Hello World!

C++ boost 簡單應用




  • regex
  • function binding
  • lambda functions
  • unit tests
  • smart pointers
  • noncopyable, optional
  • serialization
  • generic dates
  • portable filesystem
  • circular buffers
  • config utils
  • generic image library
  • program options
  • threads


安裝:sudo apt-get install libboost-all-dev




#include <boost/foreach.hpp>
std::string hello( "Hello, world!" );
BOOST_FOREACH( char ch, hello ){ // equals to for (auto c : hello) in c03
std::cout << ch << endl;

//convient way to use
#define foreach BOOST_FOREACH
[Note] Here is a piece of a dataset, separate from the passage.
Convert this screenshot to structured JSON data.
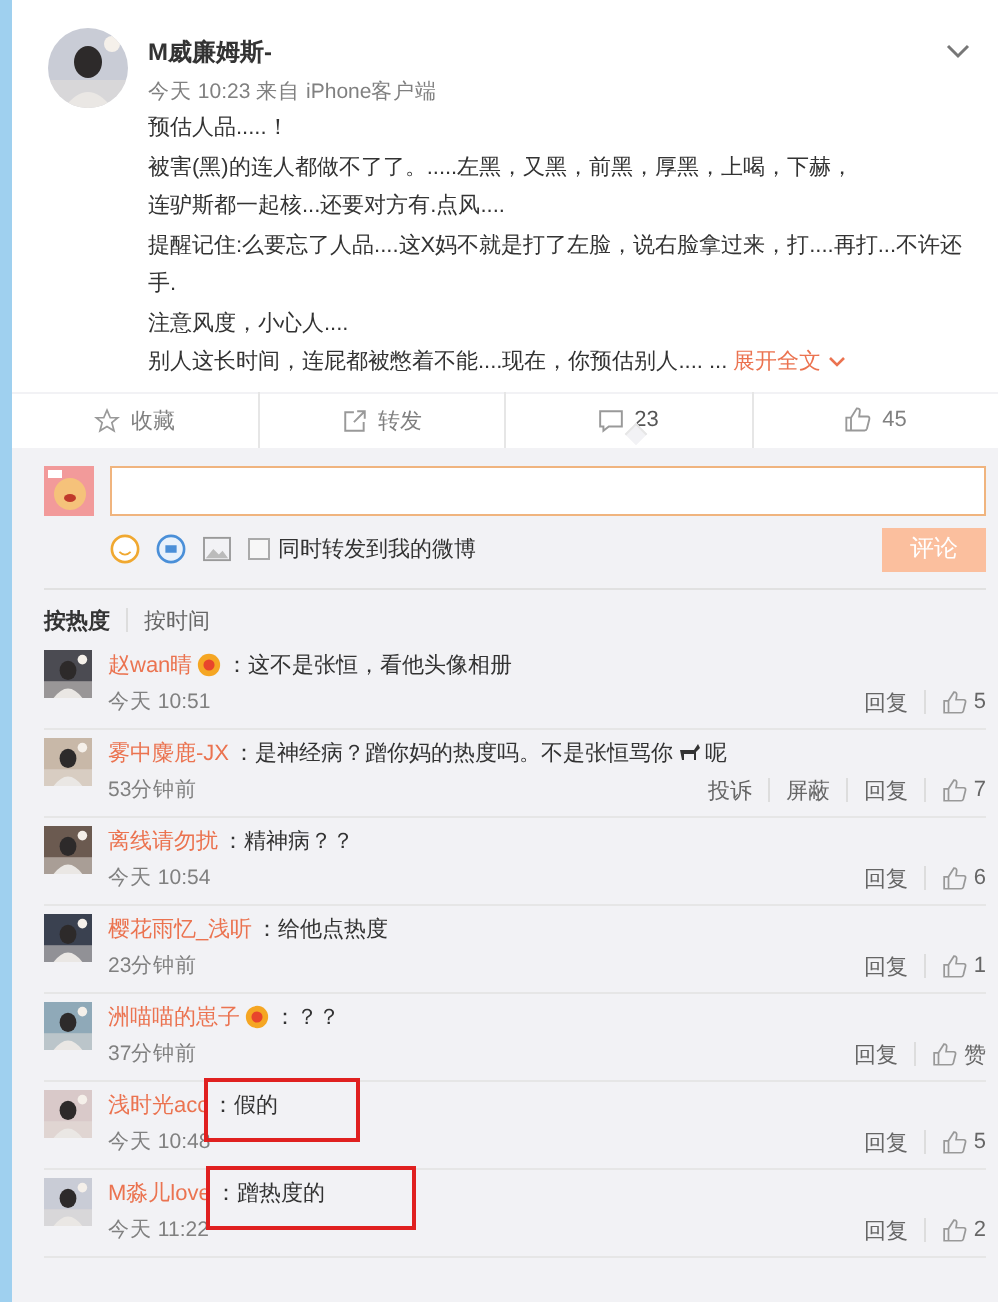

#include <boost/lexical_cast.hpp>
double j = 233.211321231;
string mystring = boost::lexical_cast<string>(j);
double k = boost::lexical_cast<double>(mystring);//k = 233.211


#include <boost/algorithm/string.hpp>
string stringtobesplit = "AA/BB-CC";
vector<string> tokens;
boost::split(tokens, stringtobesplit, boost::is_any_of("/\-"));

Smart Pointers

Basic properties of smart pointers

  • no ownership at all
    • smart pointer cannot delete the object, because it doesn’t own it
  • transfer of ownership
    • only one smart pointer can ever point to the same object at the same time
    • If the smart pointer is to be returned from functions, the ownership is transferred to the returned smart pointer
    • Transfer of ownership cannot really be implemented in C++ currently, because object will be copied after return
      • only can use the copy constructor to implement that transfer of ownership
  • share of ownership
    • multiple smart pointers can point to the same object at the same time
    • can be implemented by having a copy constructor

Categorizing smart pointers

  • scoped_ptr
    • neither transferable nor sharable (= normal pointer)
    • when it goes out of scope, it is destroyed
  • shared_ptr
    • shares ownership
    • reference counted so it can see when the last copy of it goes out of scope and then it frees the object automatically
    • 所有使用同一筆資料的指標都不再使用後自動釋放
  • weak_ptr
    • non-owning smart pointer
    • reference a managed object (managed by a shared_ptr) so it will not add a reference count
      • If you need to access the object, you can lock the management of it (to avoid that in another thread a shared_ptr frees it while you use the object)
    • If weak_ptr points to an object already deleted, it will notice you by throwing an exception
    • It is most beneficial when you have a cyclic reference: Reference counting cannot easily cope with such a situation
  • intrusive_ptr
    • like a shared_ptr
      • does not keep the reference count in a shared_ptr
      • but call helper functions to increse/decrese the count
        • helper function need to be defined by the object that is managed
        • reference count is not anymore internal to the smart pointer, but the smart pointer uses an existing reference counting mechanism
    • typically used when there is a 3rd party smart ptr you must use
  • unique_ptr
    • transfer of ownership pointer
    • cannot copy it, but can move it by using C++1x’s move constructors
std::vector< scoped_ptr<T> > tPtrVec;
scoped_ptr<T> tPtr(new T());
// raw T* is freed
tPtrVec[0]->DoSomething(); // accessing freed memory
std::vector< shared_ptr<T> > tPtrVec;
shared_ptr<T> tPtr(new T());
// This copy to tPtrVec.push_back and ultimately to the vector storage
// causes the reference count to go from 1->2
// num references to T goes from 2->1 on the destruction of tPtr
tPtrVec[0]->DoSomething(); // raw T* still exists, so this is safe
std::vector< weak_ptr<T> > tPtrVec;
shared_ptr<T> tPtr(new T());
// num references to T goes from 1->0
shared_ptr<T> tPtrAccessed = tPtrVec[0].lock();
if (tPtrAccessed[0].get() == 0){
cout << "Raw T* was freed, can't access it"
tPtrVec[0]->DoSomething(); // raw
unique_ptr<type> p(new type);
unique_ptr<type> q(p); // not legal!
unique_ptr<type> r(move(p)); // legal. p is now empty and r owns the object
unique_ptr<type> s(function_returning_a_unique_ptr()); // legal!

Chinese Explaination

#include <boost/shared_ptr.hpp>
void safeclose(FILE*fp) {
if(fp) {
void some_fn() {
boost::shared_ptr<FILE> fp( fopen(myfilename, "a+t"), safeclose );
//body of the function, and when ever it exits the file gets closed
fprintf( fp.get(), "a message\n" );


Advantage of using boost libraries
Most used parts of boost